By Jim LaMorte, Friend Caregiver
I care about a caregiver, and I am not alone. There are a lot of us, and last year we all faced the same problem of how to help. Here is our story about the Caring Circle that grew around two friends in pain. Let’s call them Art and Grace. When Grace began her two-year battle with Lymphoma cancer, her husband Art began his new career as Senior Caregiver and Chief Bottle Washer. He gradually took over many of the household chores and served as personal nurse as Grace’s condition worsened.
When challenged with each new decline, Art simply stepped up to do anything and everything that was required for Grace – Regardless of the cost to him. Their story is likely familiar to many readers, with the inevitable slide from Hope Mountain into the Valley of Doubt, and ultimately ending in the Pit of Doom. Art and Grace faced this challenge with wisdom, courage, and love. We, their friends and family members encountered a challenge, too: How to help Art and Grace cope. What did they need? What could we offer? What help would they accept? We fumbled at first, all wanting to help so much. But as Art said later, “Having four casseroles land in my fridge on one day, although miraculous and generous, was not all that helpful.”
Our dilemma was this. While we didn’t want them to go through this alone, we also wanted to respect their privacy. We hesitated to call or knock on their door. We didn’t know what to do, but doing nothing felt wrong. We didn’t want to say the wrong thing, offering some lighthearted comment that triggered pain or anger, but saying nothing felt wrong, too.
We learned that Art and Grace faced a similar conundrum. They did not want to impose on others, but felt their energies dwindling. Art was clearly heading for “caregiver burnout,” a new term for all of us, but did not know what he needed or who to turn to. Asking for help was embarrassing and triggered a guilt reflex. When we all talked about the situation honestly, we eventually came to this agreement:
- We supporters of Art and Grace promise that we will not take on a role or engage in an activity that unduly impacts our lives.
- In exchange, Art and Grace promise to identify and express their needs, whatever they might be. Then we can choose to meet specific needs, according to our respective schedules and availability.

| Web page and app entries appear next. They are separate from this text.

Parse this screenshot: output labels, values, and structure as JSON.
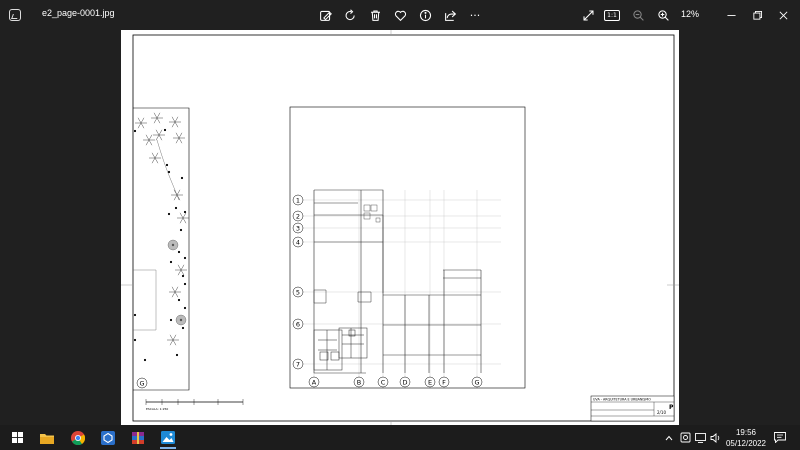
{
  "window": {
    "file_name": "e2_page-0001.jpg",
    "zoom": "12%"
  },
  "toolbar": {
    "icons": [
      "edit-image-icon",
      "rotate-icon",
      "delete-icon",
      "favorite-icon",
      "info-icon",
      "share-icon",
      "more-icon"
    ],
    "right_icons": [
      "fullscreen-icon",
      "actual-size-icon",
      "zoom-out-icon",
      "zoom-in-icon"
    ],
    "actual_size_label": "1:1",
    "more_label": "···"
  },
  "drawing": {
    "row_labels": [
      "1",
      "2",
      "3",
      "4",
      "5",
      "6",
      "7"
    ],
    "col_labels": [
      "A",
      "B",
      "C",
      "D",
      "E",
      "F",
      "G"
    ],
    "left_col_label": "G",
    "scale_caption": "ESCALA: 1:250",
    "title_block": {
      "heading": "UVA - ARQUITETURA E URBANISMO",
      "sheet": "P",
      "sheet_no": "2/10"
    }
  },
  "taskbar": {
    "apps": [
      "windows-start-icon",
      "file-explorer-icon",
      "chrome-icon",
      "app-blue-icon",
      "winrar-icon",
      "photos-icon"
    ],
    "time": "19:56",
    "date": "05/12/2022"
  }
}
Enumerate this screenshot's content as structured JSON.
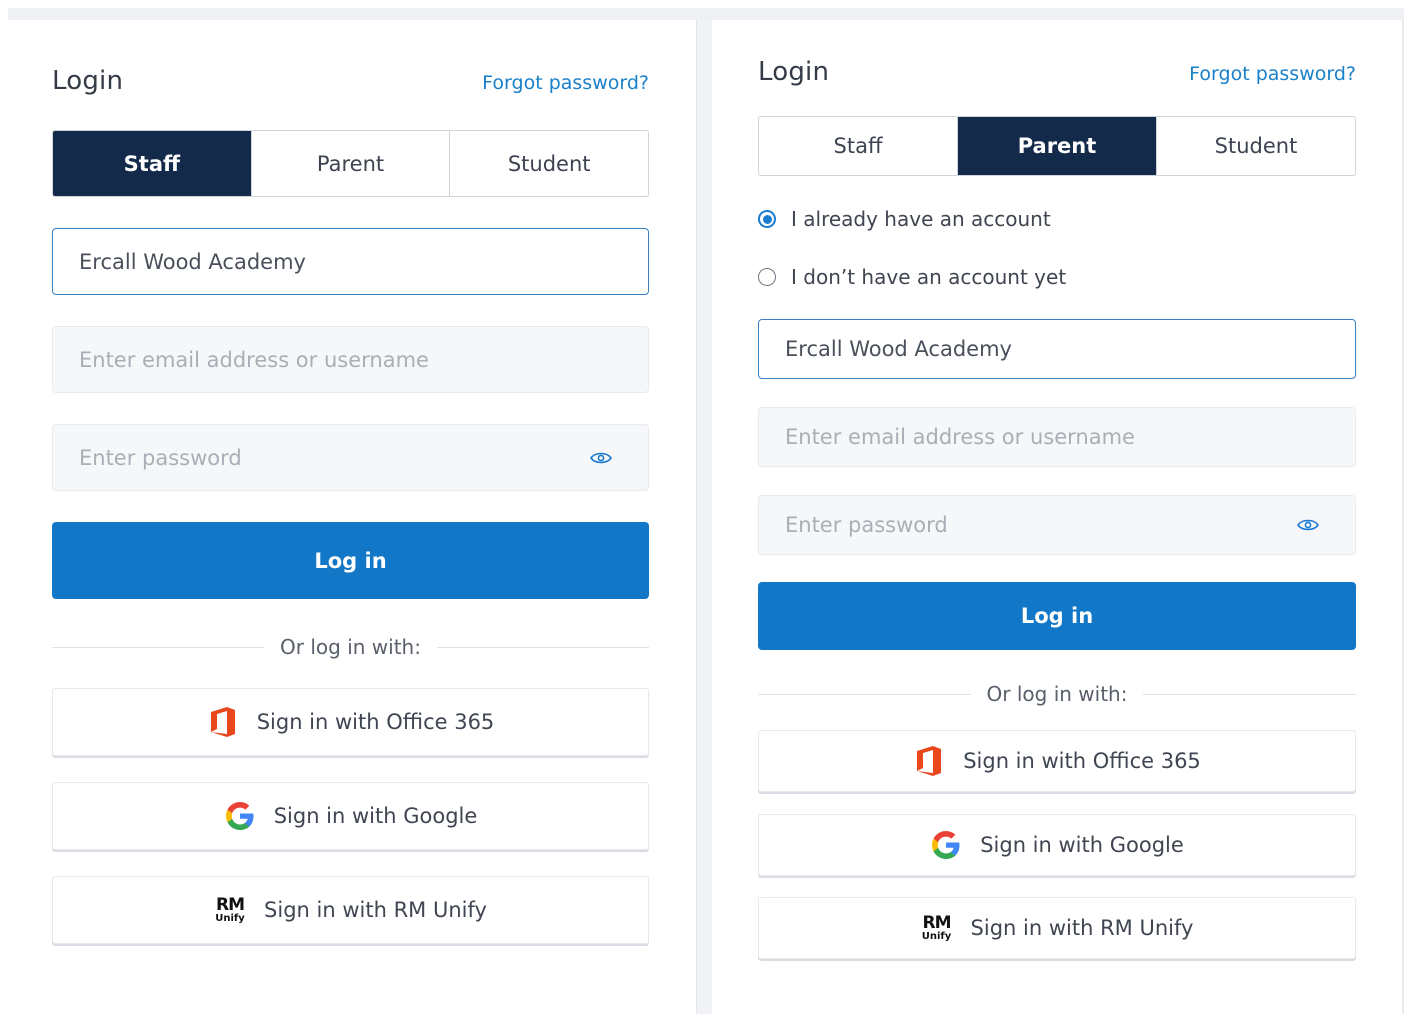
{
  "left": {
    "title": "Login",
    "forgot_label": "Forgot password?",
    "tabs": [
      {
        "label": "Staff",
        "active": true
      },
      {
        "label": "Parent",
        "active": false
      },
      {
        "label": "Student",
        "active": false
      }
    ],
    "school": "Ercall Wood Academy",
    "email_placeholder": "Enter email address or username",
    "password_placeholder": "Enter password",
    "login_label": "Log in",
    "or_text": "Or log in with:",
    "sso": [
      {
        "label": "Sign in with Office 365",
        "icon": "office365-icon"
      },
      {
        "label": "Sign in with Google",
        "icon": "google-icon"
      },
      {
        "label": "Sign in with RM Unify",
        "icon": "rm-unify-icon"
      }
    ]
  },
  "right": {
    "title": "Login",
    "forgot_label": "Forgot password?",
    "tabs": [
      {
        "label": "Staff",
        "active": false
      },
      {
        "label": "Parent",
        "active": true
      },
      {
        "label": "Student",
        "active": false
      }
    ],
    "radio_options": [
      {
        "label": "I already have an account",
        "checked": true
      },
      {
        "label": "I don’t have an account yet",
        "checked": false
      }
    ],
    "school": "Ercall Wood Academy",
    "email_placeholder": "Enter email address or username",
    "password_placeholder": "Enter password",
    "login_label": "Log in",
    "or_text": "Or log in with:",
    "sso": [
      {
        "label": "Sign in with Office 365",
        "icon": "office365-icon"
      },
      {
        "label": "Sign in with Google",
        "icon": "google-icon"
      },
      {
        "label": "Sign in with RM Unify",
        "icon": "rm-unify-icon"
      }
    ]
  },
  "rm_logo": {
    "top": "RM",
    "bottom": "Unify"
  },
  "colors": {
    "active_tab": "#142a4a",
    "primary_button": "#1277c6",
    "link": "#1a80c9",
    "focus_border": "#3b82c5"
  }
}
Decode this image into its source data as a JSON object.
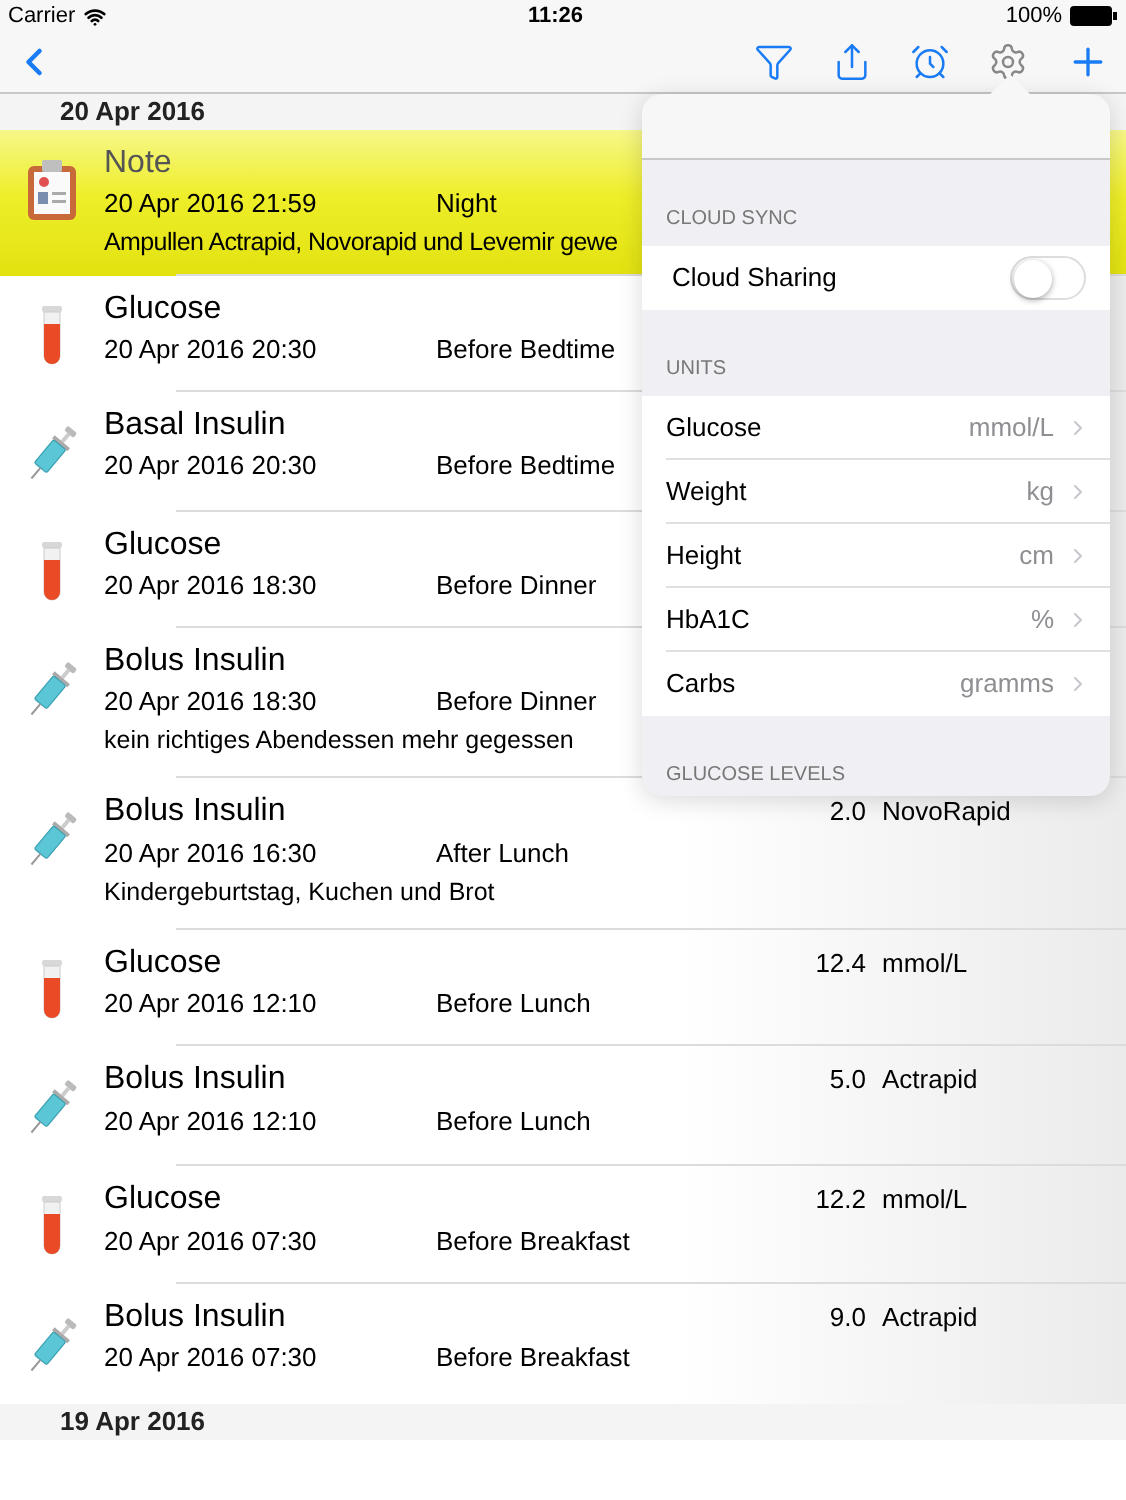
{
  "status_bar": {
    "carrier": "Carrier",
    "time": "11:26",
    "battery": "100%"
  },
  "sections": [
    {
      "header": "20 Apr 2016",
      "entries": [
        {
          "kind": "note",
          "highlighted": true,
          "title": "Note",
          "datetime": "20 Apr 2016 21:59",
          "period": "Night",
          "comment": "Ampullen Actrapid, Novorapid und Levemir gewe"
        },
        {
          "kind": "glucose",
          "highlighted": false,
          "title": "Glucose",
          "datetime": "20 Apr 2016 20:30",
          "period": "Before Bedtime"
        },
        {
          "kind": "insulin",
          "highlighted": false,
          "title": "Basal Insulin",
          "datetime": "20 Apr 2016 20:30",
          "period": "Before Bedtime"
        },
        {
          "kind": "glucose",
          "highlighted": false,
          "title": "Glucose",
          "datetime": "20 Apr 2016 18:30",
          "period": "Before Dinner"
        },
        {
          "kind": "insulin",
          "highlighted": false,
          "title": "Bolus Insulin",
          "datetime": "20 Apr 2016 18:30",
          "period": "Before Dinner",
          "comment": "kein richtiges Abendessen mehr gegessen"
        },
        {
          "kind": "insulin",
          "highlighted": false,
          "title": "Bolus Insulin",
          "datetime": "20 Apr 2016 16:30",
          "period": "After Lunch",
          "value": "2.0",
          "unit": "NovoRapid",
          "comment": "Kindergeburtstag, Kuchen und Brot"
        },
        {
          "kind": "glucose",
          "highlighted": false,
          "title": "Glucose",
          "datetime": "20 Apr 2016 12:10",
          "period": "Before Lunch",
          "value": "12.4",
          "unit": "mmol/L"
        },
        {
          "kind": "insulin",
          "highlighted": false,
          "title": "Bolus Insulin",
          "datetime": "20 Apr 2016 12:10",
          "period": "Before Lunch",
          "value": "5.0",
          "unit": "Actrapid"
        },
        {
          "kind": "glucose",
          "highlighted": false,
          "title": "Glucose",
          "datetime": "20 Apr 2016 07:30",
          "period": "Before Breakfast",
          "value": "12.2",
          "unit": "mmol/L"
        },
        {
          "kind": "insulin",
          "highlighted": false,
          "title": "Bolus Insulin",
          "datetime": "20 Apr 2016 07:30",
          "period": "Before Breakfast",
          "value": "9.0",
          "unit": "Actrapid"
        }
      ]
    },
    {
      "header": "19 Apr 2016"
    }
  ],
  "settings_popover": {
    "groups": [
      {
        "header": "CLOUD SYNC",
        "rows": [
          {
            "kind": "toggle",
            "label": "Cloud Sharing",
            "on": false
          }
        ]
      },
      {
        "header": "UNITS",
        "rows": [
          {
            "kind": "link",
            "label": "Glucose",
            "value": "mmol/L"
          },
          {
            "kind": "link",
            "label": "Weight",
            "value": "kg"
          },
          {
            "kind": "link",
            "label": "Height",
            "value": "cm"
          },
          {
            "kind": "link",
            "label": "HbA1C",
            "value": "%"
          },
          {
            "kind": "link",
            "label": "Carbs",
            "value": "gramms"
          }
        ]
      },
      {
        "header": "GLUCOSE LEVELS"
      }
    ]
  }
}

Trusting each other on these two points helped everyone. No one had an inkling of how to structure the help that Art and Grace needed, but at least we had a working principle. Some type of calendar seemed useful, but how could we get everyone using the same system? By great good fortune, we discovered the FCBC and the experience they offer. In the first meeting, we learned that our situation is common, and that there are tools that could help. FCBC explained that it is not unusual for friends to scatter when they hear of someone who is seriously ill or injured. We also learned about the power of sharing the caregiving activities in a Caring Circle, one that spreads the work and the joy of giving among members of a new community.
One tool in particular became a centre-point for our coordinated efforts. The online service we adapted is called Lotsa Helping Hands. This application set out a place for Art to state his needs by time and date, and allowed us to respond when we were able. It’s all based on a common calendar that people can reference any time. This tool allowed us to create a new community, we called “Grace’s Circle.” Eventually, the Circle included nearly 50 members, so sharing the workload was easy. We shared meal preparation, visits, yard work, and giving Art a break occasionally. Even distant friends could participate by sharing stories and photos on Grace’s Circle for us all to see. Eventually, Art used Lotsa Helping Hands to keep everyone informed about the latest news, including test results and how Grace was feeling.
Watching a friend or family member suffer and being unable to relieve their pain feels like an unfamiliar level of hell. There is a persistent itch to help. With the help of the FCBC, and the tools they identified, we found a way to build a new community of care that worked.